PROVIDED MATERIAL:
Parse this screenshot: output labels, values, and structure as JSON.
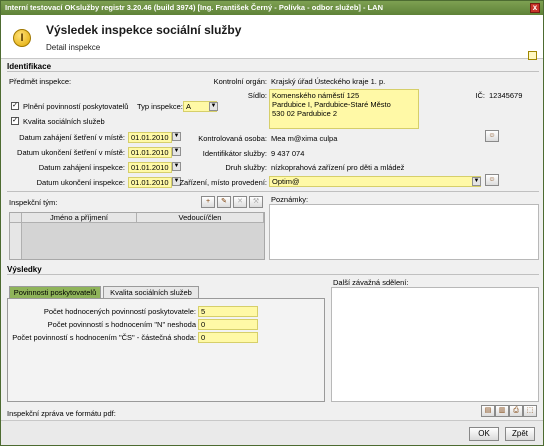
{
  "window": {
    "title": "Interní testovací OKslužby registr 3.20.46 (build 3974)  [Ing. František Černý - Polívka - odbor služeb] - LAN",
    "close_glyph": "x"
  },
  "header": {
    "icon_glyph": "I",
    "title": "Výsledek inspekce sociální služby",
    "subtitle": "Detail inspekce"
  },
  "identifikace": {
    "section_title": "Identifikace",
    "predmet_label": "Předmět inspekce:",
    "plneni_label": "Plnění povinností poskytovatelů",
    "plneni_checked": true,
    "typ_label": "Typ inspekce:",
    "typ_value": "A",
    "kvalita_label": "Kvalita sociálních služeb",
    "kvalita_checked": true,
    "kontrolni_organ_label": "Kontrolní orgán:",
    "kontrolni_organ_value": "Krajský úřad Ústeckého kraje 1. p.",
    "sidlo_label": "Sídlo:",
    "sidlo_lines": [
      "Komenského náměstí 125",
      "Pardubice I, Pardubice-Staré Město",
      "530 02 Pardubice 2"
    ],
    "ic_label": "IČ:",
    "ic_value": "12345679",
    "dates": [
      {
        "label": "Datum zahájení šetření v místě:",
        "value": "01.01.2010"
      },
      {
        "label": "Datum ukončení šetření v místě:",
        "value": "01.01.2010"
      },
      {
        "label": "Datum zahájení inspekce:",
        "value": "01.01.2010"
      },
      {
        "label": "Datum ukončení inspekce:",
        "value": "01.01.2010"
      }
    ],
    "kontrolovana_osoba_label": "Kontrolovaná osoba:",
    "kontrolovana_osoba_value": "Mea m@xima culpa",
    "identifikator_label": "Identifikátor služby:",
    "identifikator_value": "9 437 074",
    "druh_label": "Druh služby:",
    "druh_value": "nízkoprahová zařízení pro děti a mládež",
    "zarizeni_label": "Zařízení, místo provedení:",
    "zarizeni_value": "Optim@",
    "inspekcni_tym_label": "Inspekční tým:",
    "team_columns": [
      "Jméno a příjmení",
      "Vedoucí/člen"
    ],
    "poznamky_label": "Poznámky:"
  },
  "vysledky": {
    "section_title": "Výsledky",
    "tabs": [
      "Povinnosti poskytovatelů",
      "Kvalita sociálních služeb"
    ],
    "rows": [
      {
        "label": "Počet hodnocených povinností poskytovatele:",
        "value": "5"
      },
      {
        "label": "Počet povinností s hodnocením \"N\" neshoda",
        "value": "0"
      },
      {
        "label": "Počet povinností s hodnocením \"ČS\" - částečná shoda:",
        "value": "0"
      }
    ],
    "dalsi_label": "Další závažná sdělení:",
    "inspekcni_zprava_label": "Inspekční zpráva ve formátu pdf:"
  },
  "buttons": {
    "ok": "OK",
    "back": "Zpět"
  },
  "colors": {
    "accent": "#7da052",
    "field_highlight": "#fff9a6"
  }
}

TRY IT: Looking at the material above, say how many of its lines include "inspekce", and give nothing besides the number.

RESULT BELOW: 6